» Problem statement
Copy each line of the listing where the word "underline" can be found.

» Exercise material
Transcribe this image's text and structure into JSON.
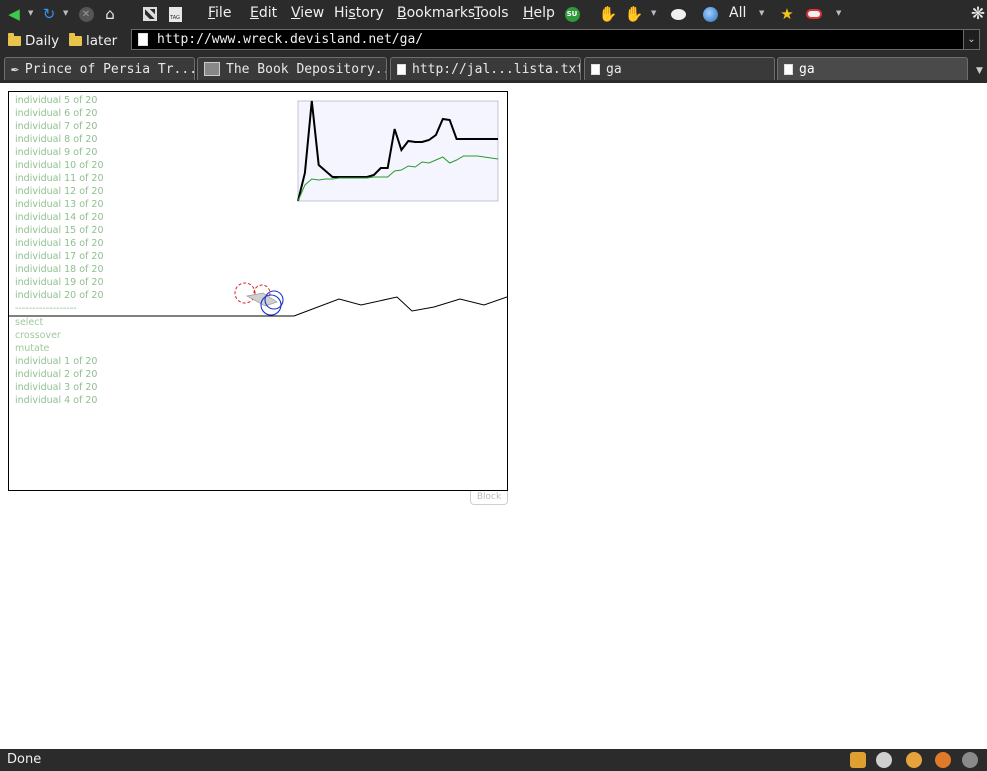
{
  "menubar": {
    "items": [
      {
        "label": "File",
        "underline": "F",
        "rest": "ile"
      },
      {
        "label": "Edit",
        "underline": "E",
        "rest": "dit"
      },
      {
        "label": "View",
        "underline": "V",
        "rest": "iew"
      },
      {
        "label": "History",
        "pre": "Hi",
        "underline": "s",
        "rest": "tory"
      },
      {
        "label": "Bookmarks",
        "underline": "B",
        "rest": "ookmarks"
      },
      {
        "label": "Tools",
        "underline": "T",
        "rest": "ools"
      },
      {
        "label": "Help",
        "underline": "H",
        "rest": "elp"
      }
    ],
    "search_engine_label": "All",
    "icons": [
      "back-icon",
      "reload-icon",
      "stop-icon",
      "home-icon",
      "qr-icon",
      "tag-icon",
      "stumbleupon-icon",
      "thumbs-up-icon",
      "thumbs-down-icon",
      "speech-bubble-icon",
      "globe-icon",
      "star-icon",
      "addon-icon",
      "throbber-icon"
    ]
  },
  "bookmarks": {
    "items": [
      {
        "label": "Daily"
      },
      {
        "label": "later"
      }
    ]
  },
  "urlbar": {
    "url": "http://www.wreck.devisland.net/ga/"
  },
  "tabs": [
    {
      "label": "Prince of Persia Tr...",
      "icon": "feather-icon",
      "active": false
    },
    {
      "label": "The Book Depository...",
      "icon": "book-depository-icon",
      "active": false
    },
    {
      "label": "http://jal...lista.txt",
      "icon": "document-icon",
      "active": false
    },
    {
      "label": "ga",
      "icon": "document-icon",
      "active": false
    },
    {
      "label": "ga",
      "icon": "document-icon",
      "active": true
    }
  ],
  "ga": {
    "log_top": [
      "individual 5 of 20",
      "individual 6 of 20",
      "individual 7 of 20",
      "individual 8 of 20",
      "individual 9 of 20",
      "individual 10 of 20",
      "individual 11 of 20",
      "individual 12 of 20",
      "individual 13 of 20",
      "individual 14 of 20",
      "individual 15 of 20",
      "individual 16 of 20",
      "individual 17 of 20",
      "individual 18 of 20",
      "individual 19 of 20",
      "individual 20 of 20",
      "------------------"
    ],
    "log_bottom": [
      "select",
      "crossover",
      "mutate",
      "individual 1 of 20",
      "individual 2 of 20",
      "individual 3 of 20",
      "individual 4 of 20"
    ],
    "block_label": "Block",
    "colors": {
      "best_line": "#000000",
      "average_line": "#2a9a2a",
      "chart_bg": "#f4f5ff",
      "wheel_front": "#1a33cc",
      "wheel_back": "#dd2222",
      "log_text": "#8fbf8f"
    }
  },
  "chart_data": {
    "type": "line",
    "title": "",
    "xlabel": "",
    "ylabel": "",
    "x": [
      0,
      1,
      2,
      3,
      4,
      5,
      6,
      7,
      8,
      9,
      10,
      11,
      12,
      13,
      14,
      15,
      16,
      17,
      18,
      19,
      20,
      21,
      22,
      23,
      24,
      25,
      26,
      27,
      28,
      29
    ],
    "ylim": [
      0,
      100
    ],
    "series": [
      {
        "values": [
          0,
          28,
          100,
          36,
          30,
          24,
          24,
          24,
          24,
          24,
          24,
          26,
          33,
          33,
          72,
          51,
          60,
          59,
          59,
          61,
          66,
          82,
          81,
          62,
          62,
          62,
          62,
          62,
          62,
          62
        ]
      },
      {
        "values": [
          0,
          16,
          22,
          21,
          22,
          22,
          23,
          23,
          23,
          23,
          23,
          24,
          24,
          24,
          30,
          31,
          35,
          34,
          39,
          38,
          41,
          44,
          38,
          41,
          45,
          45,
          45,
          44,
          43,
          42
        ]
      }
    ]
  },
  "status": {
    "text": "Done"
  }
}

» Task answer
        "underline": "F",
        "underline": "E",
        "underline": "V",
        "underline": "s",
        "underline": "B",
        "underline": "T",
        "underline": "H",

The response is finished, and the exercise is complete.